The African Widow
December 1, 2013 | Roseline Orwa
Woe unto the African woman whose husband has been pronounced dead! The many milestones that mark this journey will leave many speechless, astonished, fearful and crestfallen. Africans are categorized into tribes, and each tribe has its own culture, values and traditions that are often held higher than the laws of the land or the country’s constitution for that matter. When death strikes, in most cases the African man/woman goes back and relies on culture and traditions to normalize a situation whose intent and purpose only God understands, and can never be normal.

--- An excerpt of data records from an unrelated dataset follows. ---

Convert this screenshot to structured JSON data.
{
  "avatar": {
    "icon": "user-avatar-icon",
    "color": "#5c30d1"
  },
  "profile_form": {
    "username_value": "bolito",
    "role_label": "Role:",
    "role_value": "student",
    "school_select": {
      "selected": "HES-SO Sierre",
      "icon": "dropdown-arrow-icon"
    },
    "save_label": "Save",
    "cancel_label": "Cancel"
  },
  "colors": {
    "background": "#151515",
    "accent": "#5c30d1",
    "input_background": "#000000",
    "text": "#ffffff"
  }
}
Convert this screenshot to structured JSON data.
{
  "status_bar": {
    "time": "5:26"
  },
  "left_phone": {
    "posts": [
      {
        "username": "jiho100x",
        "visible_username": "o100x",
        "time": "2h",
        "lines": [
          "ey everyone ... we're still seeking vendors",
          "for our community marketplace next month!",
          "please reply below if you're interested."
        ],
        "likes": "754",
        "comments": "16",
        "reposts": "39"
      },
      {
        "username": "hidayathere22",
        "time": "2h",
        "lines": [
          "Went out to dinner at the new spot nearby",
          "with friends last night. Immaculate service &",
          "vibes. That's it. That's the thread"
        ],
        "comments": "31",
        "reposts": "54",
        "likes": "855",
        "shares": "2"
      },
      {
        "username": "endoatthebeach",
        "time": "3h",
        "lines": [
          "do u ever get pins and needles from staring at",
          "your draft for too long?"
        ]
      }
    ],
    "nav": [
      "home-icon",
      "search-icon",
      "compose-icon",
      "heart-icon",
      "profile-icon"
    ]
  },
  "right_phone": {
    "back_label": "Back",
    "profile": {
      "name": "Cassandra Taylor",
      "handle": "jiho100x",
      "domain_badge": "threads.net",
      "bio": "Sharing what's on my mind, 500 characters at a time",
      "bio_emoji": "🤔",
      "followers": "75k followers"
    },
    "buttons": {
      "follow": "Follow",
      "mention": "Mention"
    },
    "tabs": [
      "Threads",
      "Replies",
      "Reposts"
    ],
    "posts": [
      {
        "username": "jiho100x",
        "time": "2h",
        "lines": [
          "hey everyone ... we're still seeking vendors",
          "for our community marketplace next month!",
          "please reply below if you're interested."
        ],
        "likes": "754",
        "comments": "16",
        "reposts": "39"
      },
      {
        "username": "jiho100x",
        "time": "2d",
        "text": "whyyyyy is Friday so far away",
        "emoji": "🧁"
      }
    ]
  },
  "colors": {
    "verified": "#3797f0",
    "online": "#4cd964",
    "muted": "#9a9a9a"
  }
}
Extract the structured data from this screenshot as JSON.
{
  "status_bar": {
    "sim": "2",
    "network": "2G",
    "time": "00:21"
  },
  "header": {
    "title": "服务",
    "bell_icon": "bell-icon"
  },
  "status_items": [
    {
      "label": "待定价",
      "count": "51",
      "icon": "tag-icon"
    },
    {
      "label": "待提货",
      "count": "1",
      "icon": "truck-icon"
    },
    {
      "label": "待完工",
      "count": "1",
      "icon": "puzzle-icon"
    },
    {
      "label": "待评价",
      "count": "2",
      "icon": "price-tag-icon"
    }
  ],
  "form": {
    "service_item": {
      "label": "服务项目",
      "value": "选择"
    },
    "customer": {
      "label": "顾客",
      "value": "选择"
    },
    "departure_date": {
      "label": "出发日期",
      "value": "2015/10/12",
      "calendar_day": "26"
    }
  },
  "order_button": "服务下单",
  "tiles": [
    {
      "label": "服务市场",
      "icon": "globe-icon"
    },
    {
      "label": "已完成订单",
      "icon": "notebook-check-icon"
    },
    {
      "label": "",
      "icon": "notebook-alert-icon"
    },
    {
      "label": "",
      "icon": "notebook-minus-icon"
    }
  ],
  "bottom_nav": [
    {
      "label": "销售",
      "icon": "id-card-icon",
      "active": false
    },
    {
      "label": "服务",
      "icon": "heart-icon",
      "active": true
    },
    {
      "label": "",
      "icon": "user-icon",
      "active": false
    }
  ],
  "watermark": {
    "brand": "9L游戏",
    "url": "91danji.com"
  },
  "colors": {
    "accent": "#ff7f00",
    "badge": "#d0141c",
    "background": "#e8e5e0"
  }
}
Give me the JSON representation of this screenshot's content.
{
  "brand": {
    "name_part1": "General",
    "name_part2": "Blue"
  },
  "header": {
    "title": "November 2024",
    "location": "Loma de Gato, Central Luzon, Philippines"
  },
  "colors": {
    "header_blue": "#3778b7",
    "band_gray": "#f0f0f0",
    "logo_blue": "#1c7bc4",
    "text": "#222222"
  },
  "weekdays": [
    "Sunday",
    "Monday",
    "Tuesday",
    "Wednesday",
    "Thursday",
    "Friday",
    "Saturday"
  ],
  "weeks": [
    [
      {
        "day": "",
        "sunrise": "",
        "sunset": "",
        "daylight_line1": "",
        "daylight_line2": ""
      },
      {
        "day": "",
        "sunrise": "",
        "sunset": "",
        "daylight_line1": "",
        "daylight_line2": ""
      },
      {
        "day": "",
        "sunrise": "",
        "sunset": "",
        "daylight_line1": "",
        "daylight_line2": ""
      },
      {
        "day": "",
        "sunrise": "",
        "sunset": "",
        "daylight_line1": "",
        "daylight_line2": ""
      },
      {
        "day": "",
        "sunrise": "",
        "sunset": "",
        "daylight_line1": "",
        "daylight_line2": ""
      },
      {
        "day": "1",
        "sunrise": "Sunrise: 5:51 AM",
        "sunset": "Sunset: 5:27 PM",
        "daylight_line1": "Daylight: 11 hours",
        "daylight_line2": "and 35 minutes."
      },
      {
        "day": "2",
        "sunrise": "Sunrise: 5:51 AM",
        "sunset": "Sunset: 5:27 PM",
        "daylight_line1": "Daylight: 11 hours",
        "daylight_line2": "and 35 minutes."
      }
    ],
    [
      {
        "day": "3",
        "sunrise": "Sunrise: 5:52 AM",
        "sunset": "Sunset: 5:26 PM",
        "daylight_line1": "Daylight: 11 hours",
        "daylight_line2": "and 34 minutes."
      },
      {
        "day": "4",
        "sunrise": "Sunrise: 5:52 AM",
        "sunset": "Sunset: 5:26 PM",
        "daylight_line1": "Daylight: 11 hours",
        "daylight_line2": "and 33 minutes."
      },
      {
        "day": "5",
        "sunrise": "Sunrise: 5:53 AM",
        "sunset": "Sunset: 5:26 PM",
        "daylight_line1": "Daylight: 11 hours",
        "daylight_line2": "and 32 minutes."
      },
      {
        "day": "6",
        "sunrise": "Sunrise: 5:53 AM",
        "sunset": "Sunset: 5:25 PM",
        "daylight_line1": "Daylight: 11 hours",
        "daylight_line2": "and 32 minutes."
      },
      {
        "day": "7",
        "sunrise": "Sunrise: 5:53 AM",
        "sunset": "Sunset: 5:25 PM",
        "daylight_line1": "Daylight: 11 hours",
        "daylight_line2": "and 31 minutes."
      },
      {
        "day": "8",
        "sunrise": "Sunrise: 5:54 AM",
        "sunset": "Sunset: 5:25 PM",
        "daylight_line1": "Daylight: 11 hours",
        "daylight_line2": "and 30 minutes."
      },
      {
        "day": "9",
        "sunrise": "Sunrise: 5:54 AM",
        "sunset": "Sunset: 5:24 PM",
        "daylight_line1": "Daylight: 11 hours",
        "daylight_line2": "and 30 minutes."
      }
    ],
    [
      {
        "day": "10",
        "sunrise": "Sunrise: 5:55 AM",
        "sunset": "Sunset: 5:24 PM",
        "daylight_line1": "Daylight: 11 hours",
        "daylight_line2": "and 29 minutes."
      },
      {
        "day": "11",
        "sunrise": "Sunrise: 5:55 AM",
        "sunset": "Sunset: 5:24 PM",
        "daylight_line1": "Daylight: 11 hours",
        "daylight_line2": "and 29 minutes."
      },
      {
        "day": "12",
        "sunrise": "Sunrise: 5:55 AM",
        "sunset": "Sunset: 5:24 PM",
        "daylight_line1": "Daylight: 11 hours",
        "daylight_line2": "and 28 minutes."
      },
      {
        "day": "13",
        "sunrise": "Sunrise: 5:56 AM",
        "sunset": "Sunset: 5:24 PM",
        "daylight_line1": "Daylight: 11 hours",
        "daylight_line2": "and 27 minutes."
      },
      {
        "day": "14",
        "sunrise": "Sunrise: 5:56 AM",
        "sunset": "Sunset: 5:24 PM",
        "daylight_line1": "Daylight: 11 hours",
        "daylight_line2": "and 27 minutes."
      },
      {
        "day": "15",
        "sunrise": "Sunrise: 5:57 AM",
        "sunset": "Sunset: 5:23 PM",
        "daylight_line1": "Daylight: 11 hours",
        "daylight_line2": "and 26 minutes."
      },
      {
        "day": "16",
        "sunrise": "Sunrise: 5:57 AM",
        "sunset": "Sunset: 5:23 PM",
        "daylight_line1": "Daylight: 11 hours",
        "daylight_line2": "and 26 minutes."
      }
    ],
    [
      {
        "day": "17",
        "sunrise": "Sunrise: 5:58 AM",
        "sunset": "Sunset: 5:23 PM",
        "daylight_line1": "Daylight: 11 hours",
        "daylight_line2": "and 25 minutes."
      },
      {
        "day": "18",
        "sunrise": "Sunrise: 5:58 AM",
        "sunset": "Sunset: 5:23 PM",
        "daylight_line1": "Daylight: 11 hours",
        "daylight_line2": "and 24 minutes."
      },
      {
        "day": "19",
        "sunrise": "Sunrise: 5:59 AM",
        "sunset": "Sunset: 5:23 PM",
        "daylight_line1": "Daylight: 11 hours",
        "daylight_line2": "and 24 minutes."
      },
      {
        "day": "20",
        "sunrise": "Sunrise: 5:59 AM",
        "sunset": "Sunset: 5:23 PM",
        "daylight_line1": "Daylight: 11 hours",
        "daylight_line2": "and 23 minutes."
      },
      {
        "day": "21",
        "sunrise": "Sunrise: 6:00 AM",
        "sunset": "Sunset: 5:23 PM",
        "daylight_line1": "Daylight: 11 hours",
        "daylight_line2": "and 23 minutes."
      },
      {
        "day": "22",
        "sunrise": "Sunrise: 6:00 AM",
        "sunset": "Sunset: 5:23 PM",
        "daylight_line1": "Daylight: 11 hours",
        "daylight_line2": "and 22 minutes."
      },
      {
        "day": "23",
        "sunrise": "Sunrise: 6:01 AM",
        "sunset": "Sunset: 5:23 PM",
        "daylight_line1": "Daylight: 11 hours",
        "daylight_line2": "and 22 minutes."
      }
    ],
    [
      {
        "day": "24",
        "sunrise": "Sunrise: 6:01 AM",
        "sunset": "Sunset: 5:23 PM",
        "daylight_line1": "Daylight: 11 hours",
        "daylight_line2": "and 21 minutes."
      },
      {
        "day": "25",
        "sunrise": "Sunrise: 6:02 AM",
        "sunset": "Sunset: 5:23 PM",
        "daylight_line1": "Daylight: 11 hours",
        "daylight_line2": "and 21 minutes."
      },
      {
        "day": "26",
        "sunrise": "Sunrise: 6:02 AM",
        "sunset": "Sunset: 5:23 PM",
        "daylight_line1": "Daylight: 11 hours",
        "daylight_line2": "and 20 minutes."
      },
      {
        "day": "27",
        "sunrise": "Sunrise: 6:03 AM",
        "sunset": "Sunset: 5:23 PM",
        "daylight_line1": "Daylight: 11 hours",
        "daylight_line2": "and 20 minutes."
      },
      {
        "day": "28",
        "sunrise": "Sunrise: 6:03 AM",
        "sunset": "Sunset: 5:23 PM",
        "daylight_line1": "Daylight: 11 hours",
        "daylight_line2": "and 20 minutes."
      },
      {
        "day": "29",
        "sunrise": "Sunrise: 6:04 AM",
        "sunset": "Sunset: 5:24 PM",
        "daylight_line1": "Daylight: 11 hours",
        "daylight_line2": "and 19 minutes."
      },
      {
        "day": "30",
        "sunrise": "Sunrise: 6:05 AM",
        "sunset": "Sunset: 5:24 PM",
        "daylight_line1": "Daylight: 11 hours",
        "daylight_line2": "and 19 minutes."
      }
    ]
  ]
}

I hail from Kenya, and from the Luo people who are Nilotes and live along Lake Victoria. Some of the Nilotes are found in Sudan, Uganda and the lakeshore regions. We truly value our customs and traditions. Traditions reign supreme. In olden days we went as far as removing our lower teeth and the Dinka of Sudan and Acholi of Uganda create skin markings, just to show you how important tradition is to us. For a Nilotic Luo death is a bad omen, a curse that does not occur naturally and hence it must be followed by ceremonies to drive it away lest it return soon.
The numb, clueless widow begins to receive lessons soon after on how to act from as many diverse sources as there are circumstances and economic power. For instance, the widow must have a special plate to eat from and not mix with the others as soon as the news is out; if the plates are all the same color, hers must have a mark and all must know and use it to serve her food. The widow must only use her marked seat which is to be shared by no one until the day she gets an ‘inheritor’, a man whose sole duty is to perform sexual cleansing. They go ahead and tie a ribbon or some mark on the seat to inform guests to never sit in it.
If that’s not enough on the fourth day after burial, the widow together with her children will be clean shaven with a razor blade to differentiate her from the rest of the community as she begins the 90 day mandatory mourning period prescribed by culture. In the olden days, she was not supposed to walk the paths, visit any home, go to the well or water point, attend any community gathering or meeting, nor shake hands. She would only be seen wearing black and showing her clean-shaven head. Sometimes the widow was made to wear her late husband’s clothes regardless of their fit for as long as this period lasted.
The young men on the seventh day will do a ceremony called, ‘tero buru’ (chasing death-will write some day on it) but basically means driving away death, with animals in a frenzy and going very far. When they come back they enter the home with dance, song and chaos in a way that shows death will never return – it is a sight to behold! This ceremony is often so scary that children and women run and cry for accidents can easily happen. The more dangerous it is the better.
Where does it stop? It does not and will not stop for the widow and her children. This marks a long journey to what organizations like Loomba Foundation, MWC and Rona Foundation denounce as widow stigma and abuse. In Africa, loss and grief and human rights are so intertwined that one hardly separates them. Will Africa one day see the need to wake up and know death is natural and non-negotiable and that we all must face it someday? If now HIV/AIDS is at this level, then I rest assured it is possible. The world must come to the rescue of the African widow.
Next month, I’ll share on sexual ceremonies that go beyond grief.
~ Roseline Orwa
World Wide Widows